Exploratory Data Analysis
1.3. EDA Techniques
1.3.5. Quantitative Techniques
188.8.131.52. Detection of Outliers
Detection of Outliers
(Grubbs 1969 and
is used to detect a single outlier in a
univariate data set that follows an
Grubbs' test is also known as the maximum normed residual test.
Grubbs' test is defined for the hypothesis:
Grubbs' Test Example
The Tietjen and Moore
paper gives the following set of 8 mass spectrometer measurements
on a uranium isotope:
This plot indicates that the normality assumption is reasonable with the exception of the maximum value. We therefore compute Grubbs' test for the case that the maximum value, 245.57, is an outlier.
H0: there are no outliers in the data Ha: the maximum value is an outlier Test statistic: G = 2.4687 Significance level: α = 0.05 Critical value for an upper one-tailed test: 2.032 Critical region: Reject H0 if G > 2.032For this data set, we reject the null hypothesis and conclude that the maximum value is in fact an outlier at the 0.05 significance level.
Grubbs' test can be used to answer the following questions:
Many statistical techniques are sensitive to the presence
of outliers. For example, simple calculations of the mean
and standard deviation may be distorted by a single grossly
inaccurate data point.
Checking for outliers should be a routine part of any data analysis. Potential outliers should be examined to see if they are possibly erroneous. If the data point is in error, it should be corrected if possible and deleted if it is not possible. If there is no reason to believe that the outlying point is in error, it should not be deleted without careful consideration. However, the use of more robust techniques may be warranted. Robust techniques will often downweight the effect of outlying points without deleting them.
|Related Techniques||Several graphical techniques can, and should, be used to help detect outliers. A simple normal probability plot, run sequence plot, a box plot, or a histogram should show any obviously outlying points. In addition to showing potential outliers, several of these graphics also help assess whether the data follow an approximately normal distribution.|
|Case Study||Heat flow meter data.|

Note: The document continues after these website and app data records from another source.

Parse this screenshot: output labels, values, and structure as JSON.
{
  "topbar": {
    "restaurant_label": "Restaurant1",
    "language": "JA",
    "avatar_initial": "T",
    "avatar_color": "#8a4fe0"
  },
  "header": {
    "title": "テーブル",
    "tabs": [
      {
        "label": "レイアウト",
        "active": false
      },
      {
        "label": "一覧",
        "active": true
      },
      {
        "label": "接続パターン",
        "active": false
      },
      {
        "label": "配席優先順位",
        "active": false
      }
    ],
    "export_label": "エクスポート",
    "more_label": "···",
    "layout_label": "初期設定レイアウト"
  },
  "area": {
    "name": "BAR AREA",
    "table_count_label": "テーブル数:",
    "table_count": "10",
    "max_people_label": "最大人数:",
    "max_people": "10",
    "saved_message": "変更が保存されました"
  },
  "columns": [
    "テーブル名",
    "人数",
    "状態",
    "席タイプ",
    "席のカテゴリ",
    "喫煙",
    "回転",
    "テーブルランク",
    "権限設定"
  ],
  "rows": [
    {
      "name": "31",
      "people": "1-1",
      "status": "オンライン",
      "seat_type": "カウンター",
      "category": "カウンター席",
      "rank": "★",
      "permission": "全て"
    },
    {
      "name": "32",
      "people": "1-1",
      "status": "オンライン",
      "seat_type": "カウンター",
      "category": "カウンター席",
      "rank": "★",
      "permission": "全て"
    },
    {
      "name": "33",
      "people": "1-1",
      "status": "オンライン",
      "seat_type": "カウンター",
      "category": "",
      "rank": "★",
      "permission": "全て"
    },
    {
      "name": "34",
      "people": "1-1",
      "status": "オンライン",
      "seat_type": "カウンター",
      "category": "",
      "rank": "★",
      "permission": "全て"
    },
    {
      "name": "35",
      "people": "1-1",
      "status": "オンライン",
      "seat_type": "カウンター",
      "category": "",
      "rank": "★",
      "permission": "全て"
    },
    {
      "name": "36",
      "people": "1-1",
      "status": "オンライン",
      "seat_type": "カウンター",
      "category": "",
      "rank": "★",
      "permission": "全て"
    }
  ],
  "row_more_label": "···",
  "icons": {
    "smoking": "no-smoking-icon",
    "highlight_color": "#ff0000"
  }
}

|Software||Some general purpose statistical software programs support the Grubbs' test. Both Dataplot code and R code can be used to generate the analyses in this section.|